I am feeling a little scared right now. A few years ago, I was overweight, obese really, and I decided to do something about it. So I set a goal to get back to my weight in high school. I worked hard, and started to get into running; as I approached my fiftieth birthday I had a crazy idea. We have a marathon in our town, not just a normal marathon, but the Pike’s Peak Marathon. This marathon not only goes on for 26.2 miles, it also features the added bonus of running straight up Pike’s Peak, the summit of which is at 14,115 feet. As if that wasn’t bad enough, competitors then turn around and run down the mountain. The total elevation gain during the race is 7,815 feet. I decided that I would set this race as my goal.
I have one little problem; that goal is more or less insane. Three years ago, I had never run further than maybe a few miles. I played sports as a kid, but running was never my thing. Sure I ran short distances, but never anywhere very far. How do I expect to get this done? The truly frightening thing right now is that I just looked at the race’s website, and there in the list of runners is my name. It’s official. I paid the money, and I am expecting to run the race in August, except right now I don’t feel like I can do it!

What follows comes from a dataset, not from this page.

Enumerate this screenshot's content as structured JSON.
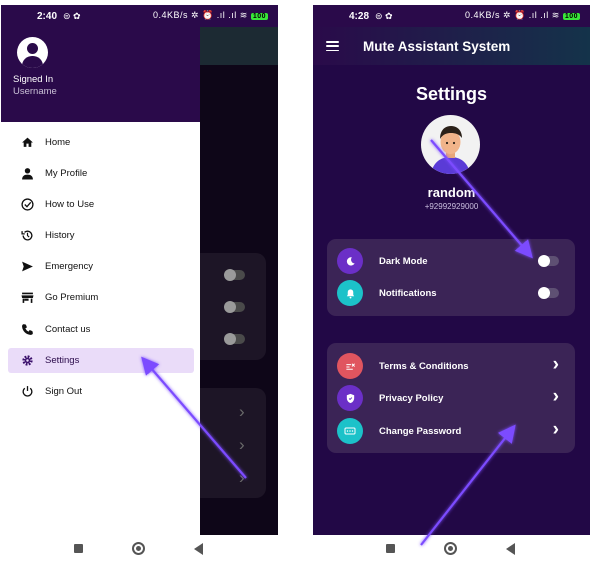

Do you have one of these crazy dreams? Maybe it is something you have long hoped for your child, or a life skill you are hoping they can one day master. Do you ever find yourself in the mood I am in right now, telling yourself, “There is no way this is going to happen?”
I fall into this mode way too often. I spend far too much time looking at my big crazy dreams as a whole. When I started running, a co-worker who runs all kinds of crazy races offered me a few tips that have made a big difference for me. First, she told me never to increase my distance by more than ten percent of my last run. Some days when I go out for a run, I feel like I could run farther than I ever have. The point is that if I try to go a lot longer than I have in the past I am sure to get injured and face a major setback. It is better for me to be consistent than it is to make one giant push all at once. I will never make it to my goal that way.
Second, there are days I have to give myself a break. I am getting older; I just can’t do this everyday. Some days I can’t manage to get myself up to the work. Taking a rest is ok, as long as I get back to it the next day. Some days I just don’t want to go for a run, but I do it anyway. I notice that after I start often my attitude changes for the better. More times than not I get to the end and I can chose a smiley face on my tracking app. Forcing myself to start is most of the battle; or at least, most of the mental battle.
Third, celebrate the little wins. Every step further is worthy of a praise, every foot in front of the other is a gift, no matter how small. It may not seem like it today, but if I look back at the last three years I have come so far. Today, nevertheless, as I am looking at this big goal in front of me, it doesn’t seem like I have come far enough. We have to take time to think about just how far we have come; it can give us the strength to take the next step.
It can be hard to see progress in the everyday. It can feel like we have been doing the same things without results. But it is in these moments that we need to stop, pray and remember the small steps that got us so far.
I also realize that I may never reach my crazy goal. There are so many factors that can affect my success, many of them beyond my control. If I do fall short I will be disappointed, but I will also smile and look back on all the little wins I had along the way. And I will thank God for the journey.